Album Review: Belphegor - The Devils
Reviewed by Paul Hutchings
As they enter their third decade as a demonic entity, Austrian black metal beasts Belphegor show no signs of slowing with their 12th album. Five years since ‘Totenritual,’ the duo of Helmuth and Serpenth with the drumming assistance of David Diepold have released a strong reminder that they will be a must see at Bloodstock Open Air in a few short weeks.
From the title track which opens this latest opus, through to the conclusion of bonus track ‘Blackest Sabbath 1997,’ the sprawling, expansive sound that Belphegor have crafted through their sonic journey is both familiar and yet fresh and inspiring. Barrages of blast beats permeate the tracks, whilst Helmuth’s devlish snarls and growls and searing guitar lead breaks punctuate each song. Underpinning the songs is Serpenth’s sonically abusive five-string bass, intent on rumbling those in Hell.
It’s not all frantic and punishing. There are several slower, mid-paced tracks that summon up a grandeur of epic proportions. ‘Glorifizierung des Teufels’ (‘Glorification of the Devil’) and ‘Virtus Asinaria –Prayer’ being two that straddle the middle section of the album.
As ever, Hemulth’s use of choral chants adds atmosphere to the music, with additional voices providing haunting and sinister elements. Nowhere is this more apparent than on penultimate track ‘Creature of Fire,’ a pause in the relentless onslaught bringing a complete change of style and texture.
It’s when Belphegor are in full flow that their full majesty becomes most visible, and there are some blisteringly fierce songs here. The firepower unleashed in lead single ‘Totentanz – Dance Macabre,’ ‘Kingdom of Cold Flesh’ and elements of the concluding track are both incredibly powerful and demonstrate the full energy and drive that remains, 30 years since the band started. The mood shifts throughout this release are incredible.
Having been on the Nuclear Blast label for over 15 years, it’s no surprise that every part of this release is fully scoped and thought through. Jens Bogren’s production is of his usual high quality and the stunning cover art of Seth Siro Anton (Septicflesh, Nile, Paradise Lost) makes it even more impressive.
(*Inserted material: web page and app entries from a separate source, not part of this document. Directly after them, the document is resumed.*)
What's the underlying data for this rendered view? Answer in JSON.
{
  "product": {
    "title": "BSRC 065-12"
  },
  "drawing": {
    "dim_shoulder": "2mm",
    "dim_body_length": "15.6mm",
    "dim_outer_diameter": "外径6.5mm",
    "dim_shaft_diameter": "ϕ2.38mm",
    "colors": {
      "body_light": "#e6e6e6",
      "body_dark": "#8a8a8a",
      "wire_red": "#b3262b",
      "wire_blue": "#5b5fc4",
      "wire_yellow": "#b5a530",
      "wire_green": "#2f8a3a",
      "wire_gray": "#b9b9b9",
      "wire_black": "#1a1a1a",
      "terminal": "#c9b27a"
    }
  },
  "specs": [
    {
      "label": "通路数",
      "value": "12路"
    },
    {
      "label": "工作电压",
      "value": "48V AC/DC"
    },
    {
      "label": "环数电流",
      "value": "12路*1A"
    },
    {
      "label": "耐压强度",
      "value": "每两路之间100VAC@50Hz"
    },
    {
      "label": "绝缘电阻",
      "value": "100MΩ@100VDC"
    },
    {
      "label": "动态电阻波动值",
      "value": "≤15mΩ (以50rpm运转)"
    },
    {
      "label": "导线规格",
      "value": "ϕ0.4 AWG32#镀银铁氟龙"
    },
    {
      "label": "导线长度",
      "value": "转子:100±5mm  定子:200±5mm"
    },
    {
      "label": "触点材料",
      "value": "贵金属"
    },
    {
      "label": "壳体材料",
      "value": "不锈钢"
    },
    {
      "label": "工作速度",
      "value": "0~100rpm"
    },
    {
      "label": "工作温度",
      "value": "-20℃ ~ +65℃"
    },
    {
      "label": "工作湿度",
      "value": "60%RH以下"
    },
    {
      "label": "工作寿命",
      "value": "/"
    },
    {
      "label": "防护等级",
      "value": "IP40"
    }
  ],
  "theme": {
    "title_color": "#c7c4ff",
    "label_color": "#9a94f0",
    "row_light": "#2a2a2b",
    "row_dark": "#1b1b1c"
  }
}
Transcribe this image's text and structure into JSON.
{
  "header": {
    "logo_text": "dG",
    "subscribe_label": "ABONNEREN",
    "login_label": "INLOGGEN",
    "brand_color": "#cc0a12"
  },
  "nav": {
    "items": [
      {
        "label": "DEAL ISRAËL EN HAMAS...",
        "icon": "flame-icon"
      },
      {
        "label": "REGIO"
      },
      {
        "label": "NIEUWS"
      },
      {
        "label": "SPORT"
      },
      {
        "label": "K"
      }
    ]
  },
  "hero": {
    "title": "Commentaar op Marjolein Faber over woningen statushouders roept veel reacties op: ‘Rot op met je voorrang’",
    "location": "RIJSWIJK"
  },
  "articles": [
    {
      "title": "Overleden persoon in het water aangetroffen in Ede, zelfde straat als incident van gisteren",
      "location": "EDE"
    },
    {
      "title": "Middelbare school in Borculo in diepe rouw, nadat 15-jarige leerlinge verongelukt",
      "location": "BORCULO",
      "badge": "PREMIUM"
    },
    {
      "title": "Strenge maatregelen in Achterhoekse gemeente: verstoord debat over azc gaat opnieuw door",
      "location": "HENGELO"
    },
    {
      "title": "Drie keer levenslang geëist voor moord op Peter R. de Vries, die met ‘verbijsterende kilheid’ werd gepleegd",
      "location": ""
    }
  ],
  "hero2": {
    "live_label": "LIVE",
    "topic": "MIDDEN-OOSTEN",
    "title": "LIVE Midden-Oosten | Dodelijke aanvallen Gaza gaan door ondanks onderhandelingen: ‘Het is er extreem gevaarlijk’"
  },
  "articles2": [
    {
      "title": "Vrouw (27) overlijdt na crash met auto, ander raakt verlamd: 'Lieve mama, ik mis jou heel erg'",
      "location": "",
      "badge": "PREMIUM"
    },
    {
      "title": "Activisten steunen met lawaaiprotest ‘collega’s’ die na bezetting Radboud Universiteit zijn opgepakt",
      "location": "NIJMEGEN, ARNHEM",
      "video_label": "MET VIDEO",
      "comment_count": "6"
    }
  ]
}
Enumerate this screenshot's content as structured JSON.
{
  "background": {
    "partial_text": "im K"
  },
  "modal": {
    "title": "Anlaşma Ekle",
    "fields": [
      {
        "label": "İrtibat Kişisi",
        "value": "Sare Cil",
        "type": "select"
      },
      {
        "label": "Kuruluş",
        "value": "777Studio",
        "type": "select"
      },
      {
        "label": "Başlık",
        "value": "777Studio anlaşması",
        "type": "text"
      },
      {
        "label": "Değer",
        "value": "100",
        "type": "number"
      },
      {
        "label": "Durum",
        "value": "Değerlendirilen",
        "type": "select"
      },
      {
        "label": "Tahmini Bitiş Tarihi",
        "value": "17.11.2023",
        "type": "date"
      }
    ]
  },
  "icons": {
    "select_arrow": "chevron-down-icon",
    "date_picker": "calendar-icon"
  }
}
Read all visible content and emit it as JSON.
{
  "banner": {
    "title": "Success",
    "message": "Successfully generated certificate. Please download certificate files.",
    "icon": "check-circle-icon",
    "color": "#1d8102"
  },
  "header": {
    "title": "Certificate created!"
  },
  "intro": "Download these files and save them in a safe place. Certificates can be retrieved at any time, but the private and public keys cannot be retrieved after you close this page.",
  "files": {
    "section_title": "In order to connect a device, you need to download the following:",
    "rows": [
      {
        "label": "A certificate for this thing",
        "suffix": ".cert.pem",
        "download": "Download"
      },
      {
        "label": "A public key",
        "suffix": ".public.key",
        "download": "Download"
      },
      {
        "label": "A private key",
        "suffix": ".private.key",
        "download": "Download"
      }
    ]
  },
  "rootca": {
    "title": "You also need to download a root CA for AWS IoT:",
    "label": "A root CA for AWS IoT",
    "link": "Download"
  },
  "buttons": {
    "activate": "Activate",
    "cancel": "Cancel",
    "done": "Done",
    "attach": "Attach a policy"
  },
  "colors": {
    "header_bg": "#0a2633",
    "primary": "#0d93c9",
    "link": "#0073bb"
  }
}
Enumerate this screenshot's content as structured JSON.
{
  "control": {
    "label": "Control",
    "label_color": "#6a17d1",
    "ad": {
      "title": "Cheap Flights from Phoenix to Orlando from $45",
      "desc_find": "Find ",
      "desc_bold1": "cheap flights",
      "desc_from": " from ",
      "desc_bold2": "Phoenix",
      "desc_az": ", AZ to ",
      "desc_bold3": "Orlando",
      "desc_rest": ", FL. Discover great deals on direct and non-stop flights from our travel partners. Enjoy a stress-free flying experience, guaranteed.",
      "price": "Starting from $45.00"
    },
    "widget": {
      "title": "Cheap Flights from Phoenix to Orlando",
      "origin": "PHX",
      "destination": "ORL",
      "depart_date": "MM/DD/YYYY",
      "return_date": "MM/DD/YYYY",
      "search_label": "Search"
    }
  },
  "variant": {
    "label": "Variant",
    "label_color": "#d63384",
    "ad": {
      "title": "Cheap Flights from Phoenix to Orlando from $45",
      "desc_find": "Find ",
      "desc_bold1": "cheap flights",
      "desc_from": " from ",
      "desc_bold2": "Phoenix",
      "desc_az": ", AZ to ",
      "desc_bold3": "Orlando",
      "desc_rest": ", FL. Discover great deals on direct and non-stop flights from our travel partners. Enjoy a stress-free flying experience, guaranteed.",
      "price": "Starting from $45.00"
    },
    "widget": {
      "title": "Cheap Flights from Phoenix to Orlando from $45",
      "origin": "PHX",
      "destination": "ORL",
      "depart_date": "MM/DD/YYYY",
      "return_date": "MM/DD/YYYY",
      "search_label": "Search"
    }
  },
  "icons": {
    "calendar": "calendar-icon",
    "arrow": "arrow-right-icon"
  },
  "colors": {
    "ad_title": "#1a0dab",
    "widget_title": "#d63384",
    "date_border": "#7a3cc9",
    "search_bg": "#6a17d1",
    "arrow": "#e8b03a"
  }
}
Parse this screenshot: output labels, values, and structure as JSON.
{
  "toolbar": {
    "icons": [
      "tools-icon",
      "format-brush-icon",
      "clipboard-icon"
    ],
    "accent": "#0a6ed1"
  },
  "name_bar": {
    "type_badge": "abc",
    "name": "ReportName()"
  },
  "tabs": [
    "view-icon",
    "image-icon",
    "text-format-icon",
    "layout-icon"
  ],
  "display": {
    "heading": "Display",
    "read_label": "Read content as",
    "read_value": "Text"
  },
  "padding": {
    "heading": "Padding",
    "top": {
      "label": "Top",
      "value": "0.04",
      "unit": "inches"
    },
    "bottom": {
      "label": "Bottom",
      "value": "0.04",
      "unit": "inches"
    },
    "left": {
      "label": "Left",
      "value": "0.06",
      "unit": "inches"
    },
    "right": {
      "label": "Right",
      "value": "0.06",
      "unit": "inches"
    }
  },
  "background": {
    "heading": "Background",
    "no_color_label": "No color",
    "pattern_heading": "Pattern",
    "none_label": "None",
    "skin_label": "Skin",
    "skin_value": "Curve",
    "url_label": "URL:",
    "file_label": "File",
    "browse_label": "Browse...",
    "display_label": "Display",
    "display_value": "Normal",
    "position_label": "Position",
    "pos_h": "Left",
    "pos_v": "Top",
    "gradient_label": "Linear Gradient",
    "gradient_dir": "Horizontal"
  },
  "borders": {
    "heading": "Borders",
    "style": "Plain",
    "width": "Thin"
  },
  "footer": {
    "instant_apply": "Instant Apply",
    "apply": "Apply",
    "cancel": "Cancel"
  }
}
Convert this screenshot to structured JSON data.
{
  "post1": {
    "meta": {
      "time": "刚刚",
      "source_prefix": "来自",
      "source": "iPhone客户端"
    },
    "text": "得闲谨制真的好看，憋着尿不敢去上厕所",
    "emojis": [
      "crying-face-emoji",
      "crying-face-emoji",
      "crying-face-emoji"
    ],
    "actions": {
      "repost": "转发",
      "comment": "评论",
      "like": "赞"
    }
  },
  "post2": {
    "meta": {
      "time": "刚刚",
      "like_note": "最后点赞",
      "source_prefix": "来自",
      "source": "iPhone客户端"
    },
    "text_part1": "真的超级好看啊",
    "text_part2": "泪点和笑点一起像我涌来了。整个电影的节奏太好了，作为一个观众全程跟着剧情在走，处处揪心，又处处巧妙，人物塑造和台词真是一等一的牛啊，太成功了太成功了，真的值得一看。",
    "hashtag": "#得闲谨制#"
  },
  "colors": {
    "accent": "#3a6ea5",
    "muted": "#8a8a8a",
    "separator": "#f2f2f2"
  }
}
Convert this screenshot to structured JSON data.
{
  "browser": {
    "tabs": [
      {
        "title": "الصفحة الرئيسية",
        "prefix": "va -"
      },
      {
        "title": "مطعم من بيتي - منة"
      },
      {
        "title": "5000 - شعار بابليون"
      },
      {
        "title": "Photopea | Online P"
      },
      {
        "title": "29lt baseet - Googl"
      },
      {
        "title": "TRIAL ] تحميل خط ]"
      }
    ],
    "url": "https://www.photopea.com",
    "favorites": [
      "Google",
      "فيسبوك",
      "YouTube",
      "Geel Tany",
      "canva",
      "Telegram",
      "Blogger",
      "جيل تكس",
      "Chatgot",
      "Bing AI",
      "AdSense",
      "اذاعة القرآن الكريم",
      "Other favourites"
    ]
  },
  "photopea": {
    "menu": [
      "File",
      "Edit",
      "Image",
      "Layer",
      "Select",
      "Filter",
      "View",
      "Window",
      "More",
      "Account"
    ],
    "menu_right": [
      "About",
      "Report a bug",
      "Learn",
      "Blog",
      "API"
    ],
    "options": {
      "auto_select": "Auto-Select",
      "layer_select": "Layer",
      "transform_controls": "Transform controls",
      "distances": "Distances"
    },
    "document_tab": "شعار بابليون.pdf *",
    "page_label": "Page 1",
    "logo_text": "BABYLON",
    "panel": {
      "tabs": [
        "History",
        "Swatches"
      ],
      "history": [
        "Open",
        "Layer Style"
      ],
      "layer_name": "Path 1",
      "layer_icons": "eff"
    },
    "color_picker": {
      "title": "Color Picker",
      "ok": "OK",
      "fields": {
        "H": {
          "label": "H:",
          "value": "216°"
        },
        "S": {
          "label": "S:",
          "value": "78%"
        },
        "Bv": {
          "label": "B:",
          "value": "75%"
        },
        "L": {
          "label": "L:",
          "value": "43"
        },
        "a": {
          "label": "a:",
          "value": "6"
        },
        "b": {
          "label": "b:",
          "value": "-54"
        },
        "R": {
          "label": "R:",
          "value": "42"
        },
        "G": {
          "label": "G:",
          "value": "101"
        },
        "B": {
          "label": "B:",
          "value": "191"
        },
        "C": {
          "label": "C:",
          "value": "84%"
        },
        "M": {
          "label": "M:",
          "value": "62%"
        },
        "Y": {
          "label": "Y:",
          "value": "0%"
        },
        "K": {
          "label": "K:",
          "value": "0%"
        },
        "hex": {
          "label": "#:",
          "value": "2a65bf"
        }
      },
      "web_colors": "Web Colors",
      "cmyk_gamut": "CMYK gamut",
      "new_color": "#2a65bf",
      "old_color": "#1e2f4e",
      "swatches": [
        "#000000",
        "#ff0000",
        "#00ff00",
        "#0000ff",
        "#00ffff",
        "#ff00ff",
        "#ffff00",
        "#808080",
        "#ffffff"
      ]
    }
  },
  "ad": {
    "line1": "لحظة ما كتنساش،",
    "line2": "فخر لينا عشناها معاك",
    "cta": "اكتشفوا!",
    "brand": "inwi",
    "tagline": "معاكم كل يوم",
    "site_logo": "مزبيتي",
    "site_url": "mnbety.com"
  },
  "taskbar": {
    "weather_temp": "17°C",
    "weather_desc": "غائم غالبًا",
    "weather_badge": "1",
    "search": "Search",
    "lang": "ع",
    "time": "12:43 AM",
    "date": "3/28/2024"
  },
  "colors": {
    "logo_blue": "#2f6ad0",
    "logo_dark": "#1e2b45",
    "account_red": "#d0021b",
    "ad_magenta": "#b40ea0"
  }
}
Belphegor have always retained their 1990s roots but continue to move forward with every release. If you missed them with I Am Morbid recently but can catch them at Bloodstock I recommend you do, for live, they are one of the most impressive bands arounds today. The opportunity to catch a couple of these momentous tracks is very appealing.